The clients will enjoy the first seven years of retirement in the lowest tax brackets, and their taxes will be remarkably low relative to their working years. Their only income comes from turning on Social Security at appropriate times and from the dividends, interest, and capital gains on their taxable account. Their 403(b) plans continue to compound and grow tax-deferred until the year they both turn 72.
At that point, they will be permanently stuck in higher brackets, with the potential to jump from the 24% to the 32% marginal bracket if one of them should pass away and the surviving spouse must file as a single individual instead of as married, filing jointly (lower marginal tax brackets for single filers). In summary, they would enjoy seven years of extremely low taxes and then pay higher taxes from RMDs for the rest of their retirement years after age 72.
Option 2: They could take distributions from their taxable investment account and convert portions of their retirement accounts to Roth IRAs (taxable event).
In scenario two, the clients would use the first seven years of retirement to shift assets from their pre-tax 403(b) accounts into Roth IRA accounts.

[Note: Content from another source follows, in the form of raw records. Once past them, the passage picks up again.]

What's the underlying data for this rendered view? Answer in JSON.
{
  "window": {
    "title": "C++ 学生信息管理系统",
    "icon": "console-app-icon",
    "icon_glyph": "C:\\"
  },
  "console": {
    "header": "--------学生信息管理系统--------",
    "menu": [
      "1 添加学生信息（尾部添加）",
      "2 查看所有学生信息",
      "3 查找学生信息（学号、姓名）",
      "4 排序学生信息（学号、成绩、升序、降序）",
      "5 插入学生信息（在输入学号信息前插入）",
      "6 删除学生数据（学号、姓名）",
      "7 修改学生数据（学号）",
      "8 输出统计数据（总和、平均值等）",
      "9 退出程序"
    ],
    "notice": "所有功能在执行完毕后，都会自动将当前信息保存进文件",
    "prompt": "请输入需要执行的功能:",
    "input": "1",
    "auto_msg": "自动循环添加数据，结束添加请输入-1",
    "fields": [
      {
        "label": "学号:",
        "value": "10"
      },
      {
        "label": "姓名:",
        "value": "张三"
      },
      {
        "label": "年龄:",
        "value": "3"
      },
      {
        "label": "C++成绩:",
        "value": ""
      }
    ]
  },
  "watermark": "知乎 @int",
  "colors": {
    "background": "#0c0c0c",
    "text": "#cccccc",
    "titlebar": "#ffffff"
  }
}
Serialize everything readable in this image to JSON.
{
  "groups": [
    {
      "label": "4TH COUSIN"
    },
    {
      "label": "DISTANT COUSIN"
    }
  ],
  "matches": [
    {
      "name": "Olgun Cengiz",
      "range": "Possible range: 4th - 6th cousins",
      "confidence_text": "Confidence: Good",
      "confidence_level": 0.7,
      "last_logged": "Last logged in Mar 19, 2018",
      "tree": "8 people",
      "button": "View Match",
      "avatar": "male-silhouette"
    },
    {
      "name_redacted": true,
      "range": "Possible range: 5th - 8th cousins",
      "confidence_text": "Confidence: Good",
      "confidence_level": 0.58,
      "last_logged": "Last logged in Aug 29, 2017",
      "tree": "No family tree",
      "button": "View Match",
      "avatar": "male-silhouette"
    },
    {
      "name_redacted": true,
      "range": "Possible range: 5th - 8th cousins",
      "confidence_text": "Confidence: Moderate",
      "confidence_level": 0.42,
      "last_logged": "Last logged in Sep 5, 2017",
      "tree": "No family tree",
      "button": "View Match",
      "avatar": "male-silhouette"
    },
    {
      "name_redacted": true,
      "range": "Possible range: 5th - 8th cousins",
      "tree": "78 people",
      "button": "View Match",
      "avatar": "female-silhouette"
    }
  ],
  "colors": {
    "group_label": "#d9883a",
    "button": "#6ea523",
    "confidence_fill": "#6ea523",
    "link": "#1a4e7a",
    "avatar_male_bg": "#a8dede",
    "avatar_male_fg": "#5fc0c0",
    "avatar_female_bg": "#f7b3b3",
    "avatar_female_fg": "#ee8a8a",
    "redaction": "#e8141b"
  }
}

This is accomplished by taking the income they need from their taxable investment account (relatively low tax impact on capital gains—the dividends and interest are taxable whether they are taking distributions or not) to fund their ongoing expenses and lifestyle, and strategically transferring portions of their 403(b) into Roth accounts each tax year until they reach the age at which RMDs are required. Since Roth IRAs do not have required distributions until after you die, these accounts can be left alone to compound tax-free over your lifetime and fund higher spending years in the future (for example, long-term care costs).
The long-term effect of this strategy is that it can help prevent the RMDs from forcing John and Susan into higher tax brackets, therefore saving taxes in future retirement years by “filling up” the lower marginal tax brackets. John and Susan were able to defer income taxes while they were in the 32% marginal bracket while working and chose to instead pay the income taxes at the 10%, 12%, and 22% rates. They also reduce the tax risk that RMDs force them back into the 32%+ brackets by shifting assets from an account that requires RMDs to one that does not.

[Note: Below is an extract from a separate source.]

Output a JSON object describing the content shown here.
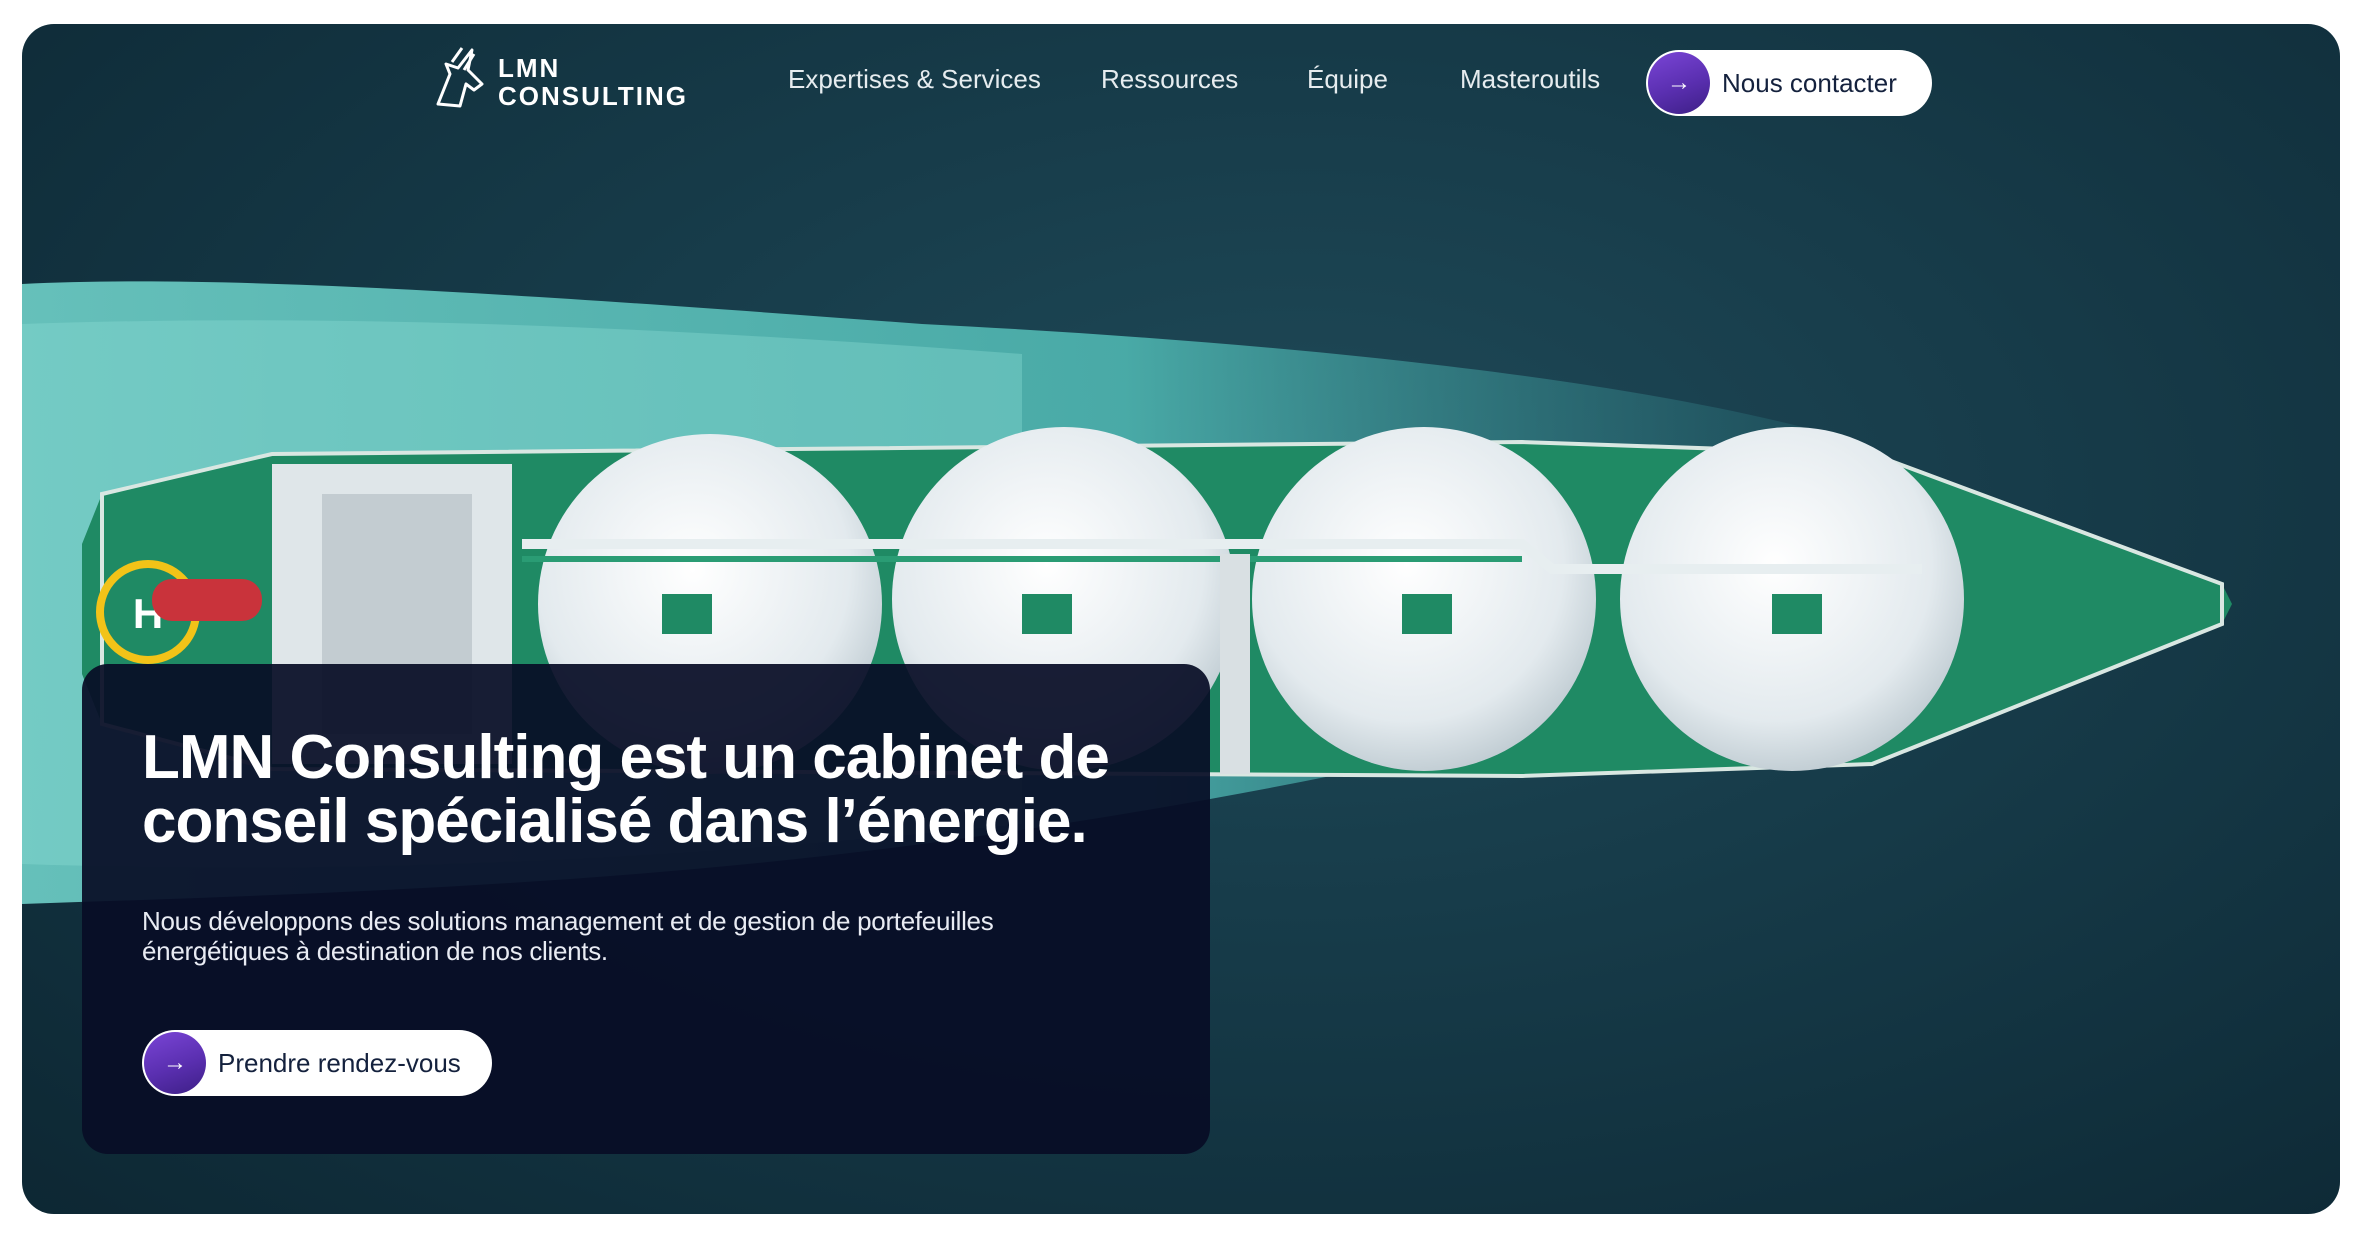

The estimated lifetime tax savings from this hypothetical strategy would be about a half million dollars, or $487,784. The strategy also leaves more assets for their legacy (see chart below) and much more in assets once taxes are accounted for (while taxes still have to be paid on assets in the “first bucket”).
With Roth Conversions
Without Roth Conversions
|Pre-tax / “First Bucket”||$1,385,822||$3,830,010|
|Tax-free / “Second Bucket”||$4,157,285||$0|
The Impact on Beneficiaries
Finally, we should note how this would affect their beneficiaries. Both “buckets” (pre-tax and tax-free accounts) must be liquidated within ten years after the second spouse’s death. Since the Roth IRA can be liquidated tax-free at any point, beneficiaries could get another decade of tax-free compound growth on Roth IRAs after inheriting them (assuming they do not need the money earlier).
Deferring distributions on pre-tax accounts until just before the tenth year generally would not work well, since it would mean they have to withdraw the entire account balance in one tax year, with nearly half of their inheritance going to Uncle Sam (between state and federal income taxes). It is usually better to spread the pre-tax retirement account withdrawals over ten tax years, depending on the beneficiary’s financial plan and needs.
Selecting the Correct Strategy
There are other ways to accumulate assets into tax-free Roth accounts, and this is only one strategy. If you plan to retire before 72, consider speaking with a fiduciary financial planner or tax professional to determine if this strategy may be a good fit for your long-term plan and to get their help implementing it to avoid costly mistakes along the way.